- Task item -
Copy, from the material below, each line where "Conditions" shows up.

- Working data -
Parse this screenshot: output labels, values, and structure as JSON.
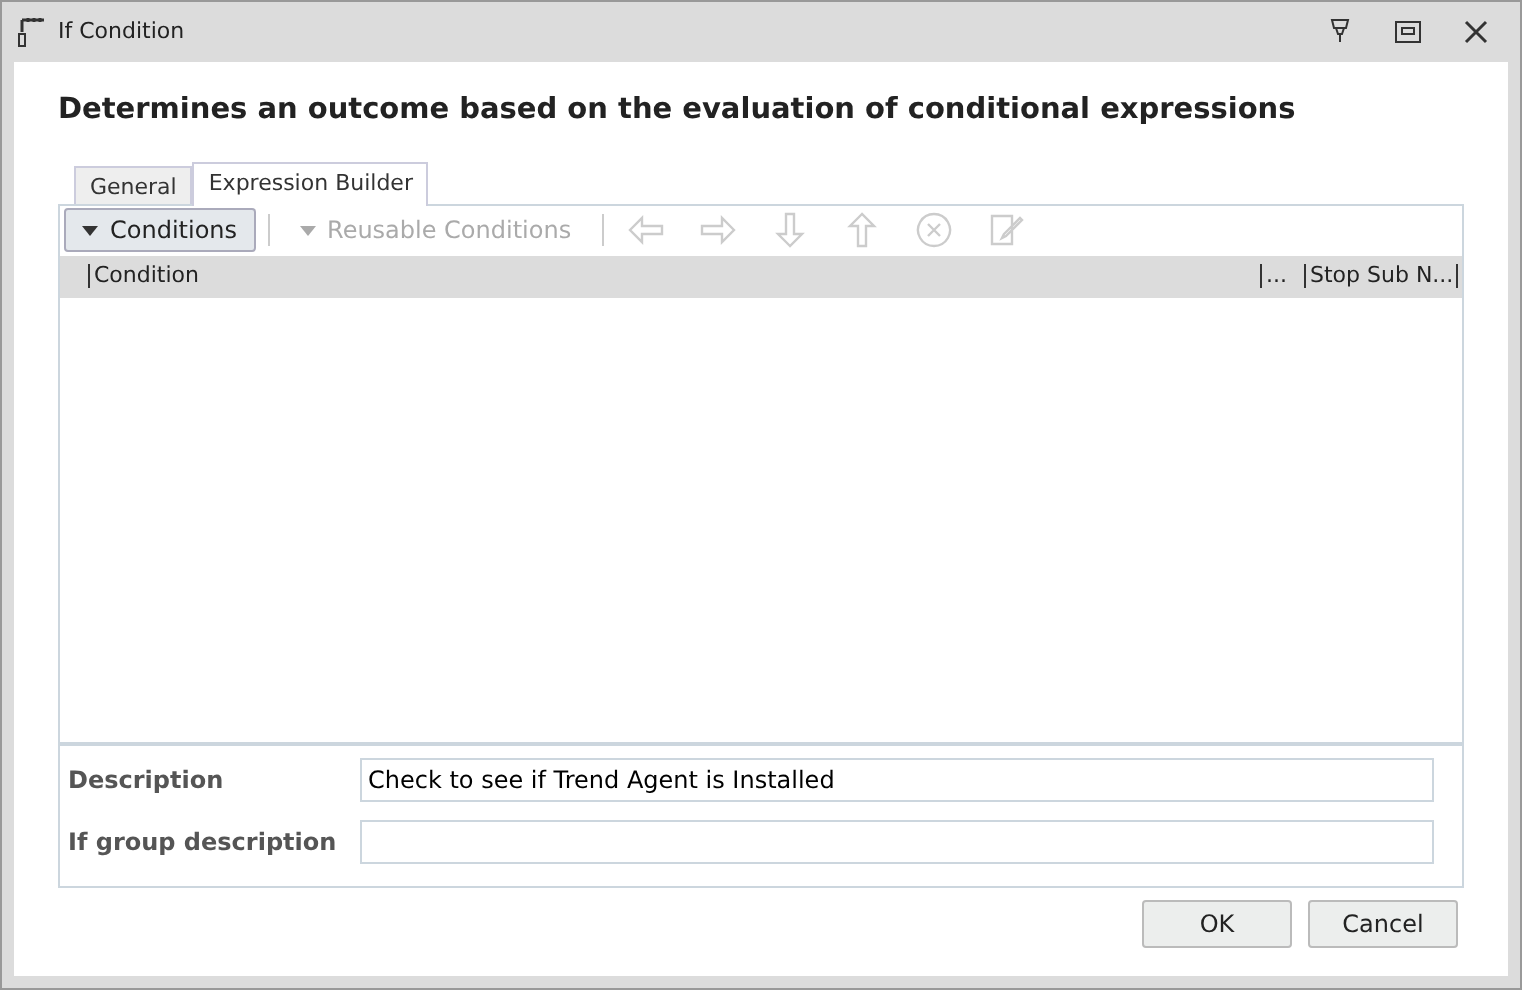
{
  "window": {
    "title": "If Condition"
  },
  "heading": "Determines an outcome based on the evaluation of conditional expressions",
  "tabs": [
    {
      "label": "General",
      "selected": false
    },
    {
      "label": "Expression Builder",
      "selected": true
    }
  ],
  "toolbar": [
    {
      "kind": "dropdown",
      "label": "Conditions",
      "disabled": false
    },
    {
      "kind": "dropdown",
      "label": "Reusable Conditions",
      "disabled": true
    },
    {
      "kind": "left",
      "disabled": true
    },
    {
      "kind": "right",
      "disabled": true
    },
    {
      "kind": "down",
      "disabled": true
    },
    {
      "kind": "up",
      "disabled": true
    },
    {
      "kind": "remove",
      "disabled": true
    },
    {
      "kind": "edit",
      "disabled": true
    }
  ],
  "table": {
    "columns": [
      "Condition",
      "...",
      "Stop Sub N..."
    ]
  },
  "fields": [
    {
      "label": "Description",
      "value": "Check to see if Trend Agent is Installed"
    },
    {
      "label": "If group description"
    }
  ],
  "buttons": [
    "OK",
    "Cancel"
  ]
}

- Solved exercise -
      "label": "Conditions",
      "label": "Reusable Conditions",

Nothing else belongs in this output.